> [Work to complete]:
Any image in the records is to be dropped, and everything else duplicated precisely.

> [Given data]:
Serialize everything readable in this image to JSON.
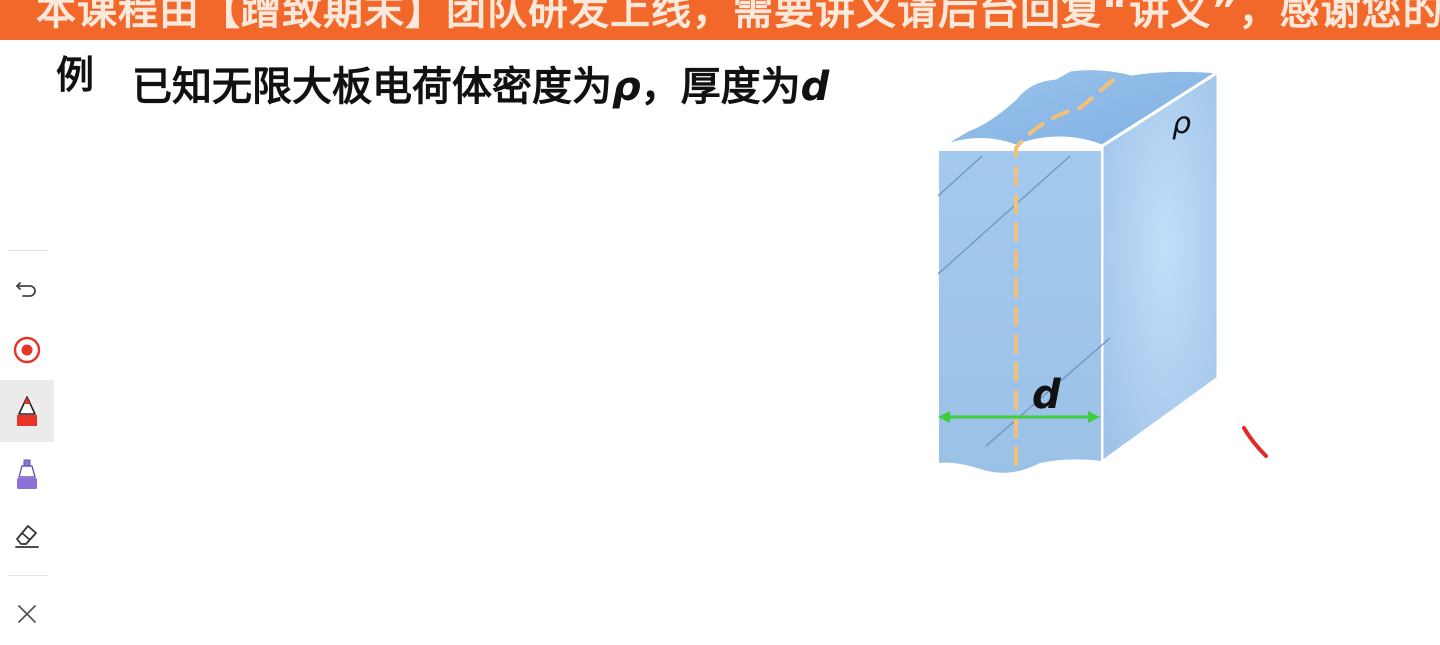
{
  "banner": {
    "text": "本课程由【蹭致期末】团队研发上线，需要讲义请后台回复“讲义”，感谢您的支持"
  },
  "problem": {
    "label": "例",
    "text_main": "已知无限大板电荷体密度为",
    "symbol_rho": "ρ",
    "text_sep": "，厚度为",
    "symbol_d": "d"
  },
  "figure": {
    "rho_label": "ρ",
    "d_label": "d"
  },
  "toolbar": {
    "tools": [
      {
        "name": "undo-icon",
        "active": false
      },
      {
        "name": "laser-pointer-icon",
        "active": false
      },
      {
        "name": "red-pen-icon",
        "active": true
      },
      {
        "name": "purple-pen-icon",
        "active": false
      },
      {
        "name": "eraser-icon",
        "active": false
      },
      {
        "name": "close-icon",
        "active": false
      }
    ]
  },
  "colors": {
    "banner": "#f2682a",
    "slab": "#a9cdef",
    "dashed_line": "#f3c07a",
    "arrow": "#3ccf3c",
    "pen_red": "#e8332b",
    "pen_purple": "#8a72d8"
  }
}
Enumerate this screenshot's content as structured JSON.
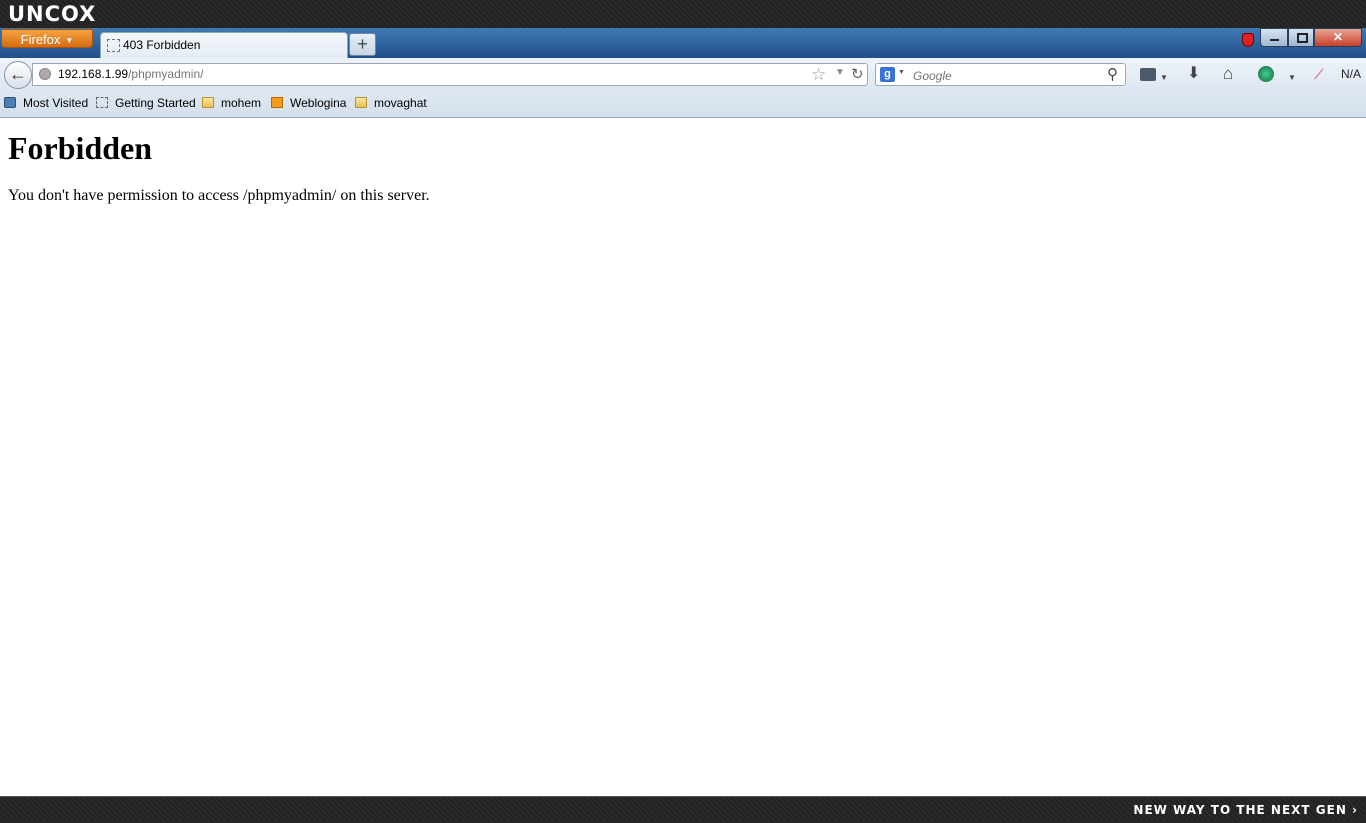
{
  "theme": {
    "logo_text": "UNCOX",
    "slogan": "NEW WAY TO THE NEXT GEN ›"
  },
  "browser": {
    "menu_button": "Firefox",
    "tab_title": "403 Forbidden",
    "new_tab_label": "+",
    "url_host": "192.168.1.99",
    "url_path": "/phpmyadmin/",
    "search_placeholder": "Google",
    "search_engine_letter": "g",
    "addon_text": "N/A"
  },
  "bookmarks": [
    {
      "label": "Most Visited"
    },
    {
      "label": "Getting Started"
    },
    {
      "label": "mohem"
    },
    {
      "label": "Weblogina"
    },
    {
      "label": "movaghat"
    }
  ],
  "page": {
    "title": "Forbidden",
    "message": "You don't have permission to access /phpmyadmin/ on this server."
  },
  "colors": {
    "tabstrip": "#1f4f8b",
    "firefox_button": "#e8841f",
    "close_button": "#c8412a"
  }
}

> [Completed exercise]:
Serialize everything readable in this image to JSON.
{
  "banner": {
    "text": "本课程由【蹭致期末】团队研发上线，需要讲义请后台回复“讲义”，感谢您的支持"
  },
  "problem": {
    "label": "例",
    "text_main": "已知无限大板电荷体密度为",
    "symbol_rho": "ρ",
    "text_sep": "，厚度为",
    "symbol_d": "d"
  },
  "figure": {
    "rho_label": "ρ",
    "d_label": "d"
  },
  "toolbar": {
    "tools": [
      {
        "name": "undo-icon",
        "active": false
      },
      {
        "name": "laser-pointer-icon",
        "active": false
      },
      {
        "name": "red-pen-icon",
        "active": true
      },
      {
        "name": "purple-pen-icon",
        "active": false
      },
      {
        "name": "eraser-icon",
        "active": false
      },
      {
        "name": "close-icon",
        "active": false
      }
    ]
  },
  "colors": {
    "banner": "#f2682a",
    "slab": "#a9cdef",
    "dashed_line": "#f3c07a",
    "arrow": "#3ccf3c",
    "pen_red": "#e8332b",
    "pen_purple": "#8a72d8"
  }
}
Enumerate this screenshot's content as structured JSON.
{
  "theme": {
    "logo_text": "UNCOX",
    "slogan": "NEW WAY TO THE NEXT GEN ›"
  },
  "browser": {
    "menu_button": "Firefox",
    "tab_title": "403 Forbidden",
    "new_tab_label": "+",
    "url_host": "192.168.1.99",
    "url_path": "/phpmyadmin/",
    "search_placeholder": "Google",
    "search_engine_letter": "g",
    "addon_text": "N/A"
  },
  "bookmarks": [
    {
      "label": "Most Visited"
    },
    {
      "label": "Getting Started"
    },
    {
      "label": "mohem"
    },
    {
      "label": "Weblogina"
    },
    {
      "label": "movaghat"
    }
  ],
  "page": {
    "title": "Forbidden",
    "message": "You don't have permission to access /phpmyadmin/ on this server."
  },
  "colors": {
    "tabstrip": "#1f4f8b",
    "firefox_button": "#e8841f",
    "close_button": "#c8412a"
  }
}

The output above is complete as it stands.